*TASK BRIEF:* Entries follow. Return each line that contains the word "Floor".

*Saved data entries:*
=== Section Start ===

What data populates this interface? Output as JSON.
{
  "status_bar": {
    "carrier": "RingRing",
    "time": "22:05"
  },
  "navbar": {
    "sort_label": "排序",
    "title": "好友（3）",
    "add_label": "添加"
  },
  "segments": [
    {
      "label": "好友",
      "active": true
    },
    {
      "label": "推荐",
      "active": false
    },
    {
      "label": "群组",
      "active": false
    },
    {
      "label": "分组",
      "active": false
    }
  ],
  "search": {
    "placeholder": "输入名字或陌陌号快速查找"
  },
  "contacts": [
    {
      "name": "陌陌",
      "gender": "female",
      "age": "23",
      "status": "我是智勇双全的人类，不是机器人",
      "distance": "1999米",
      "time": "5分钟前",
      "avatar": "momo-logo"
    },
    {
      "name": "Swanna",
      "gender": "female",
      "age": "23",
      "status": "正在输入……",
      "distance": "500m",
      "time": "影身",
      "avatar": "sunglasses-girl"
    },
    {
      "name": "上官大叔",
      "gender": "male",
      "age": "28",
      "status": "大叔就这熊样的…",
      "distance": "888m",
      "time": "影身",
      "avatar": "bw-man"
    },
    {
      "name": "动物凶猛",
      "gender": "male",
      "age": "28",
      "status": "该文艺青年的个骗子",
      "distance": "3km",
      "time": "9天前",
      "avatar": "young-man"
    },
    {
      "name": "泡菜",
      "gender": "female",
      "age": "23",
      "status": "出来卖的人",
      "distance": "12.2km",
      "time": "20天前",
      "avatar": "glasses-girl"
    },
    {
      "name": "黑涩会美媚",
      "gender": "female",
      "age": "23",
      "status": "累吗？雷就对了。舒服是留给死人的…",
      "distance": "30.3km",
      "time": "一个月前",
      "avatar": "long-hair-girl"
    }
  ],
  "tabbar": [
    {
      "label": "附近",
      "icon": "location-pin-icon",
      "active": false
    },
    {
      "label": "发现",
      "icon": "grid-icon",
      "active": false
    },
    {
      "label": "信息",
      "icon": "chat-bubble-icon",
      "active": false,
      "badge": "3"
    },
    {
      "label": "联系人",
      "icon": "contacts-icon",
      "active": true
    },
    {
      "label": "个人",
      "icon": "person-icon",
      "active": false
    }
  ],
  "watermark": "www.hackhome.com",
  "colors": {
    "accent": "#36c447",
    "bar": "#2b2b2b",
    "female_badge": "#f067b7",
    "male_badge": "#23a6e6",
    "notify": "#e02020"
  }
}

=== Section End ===
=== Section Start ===

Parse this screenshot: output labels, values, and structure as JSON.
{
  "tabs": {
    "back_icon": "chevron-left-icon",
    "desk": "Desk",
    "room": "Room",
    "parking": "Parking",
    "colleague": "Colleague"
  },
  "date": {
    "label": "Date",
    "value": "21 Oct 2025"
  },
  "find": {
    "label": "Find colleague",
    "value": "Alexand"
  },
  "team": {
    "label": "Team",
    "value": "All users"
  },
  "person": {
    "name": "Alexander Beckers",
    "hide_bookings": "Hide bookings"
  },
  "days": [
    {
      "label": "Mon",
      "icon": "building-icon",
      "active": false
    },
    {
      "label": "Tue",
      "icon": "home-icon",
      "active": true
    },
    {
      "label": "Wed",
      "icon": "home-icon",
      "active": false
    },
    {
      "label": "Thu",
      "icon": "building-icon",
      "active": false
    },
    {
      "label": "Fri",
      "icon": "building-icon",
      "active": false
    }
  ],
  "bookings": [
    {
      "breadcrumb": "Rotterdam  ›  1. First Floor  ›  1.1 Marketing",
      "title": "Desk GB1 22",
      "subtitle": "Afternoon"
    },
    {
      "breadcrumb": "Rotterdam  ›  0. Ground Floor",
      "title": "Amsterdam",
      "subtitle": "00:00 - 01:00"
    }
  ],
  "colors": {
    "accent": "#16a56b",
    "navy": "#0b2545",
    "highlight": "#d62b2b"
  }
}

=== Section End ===

*SOLUTION TO THIS EXERCISE:*
      "breadcrumb": "Rotterdam  ›  1. First Floor  ›  1.1 Marketing",
      "breadcrumb": "Rotterdam  ›  0. Ground Floor",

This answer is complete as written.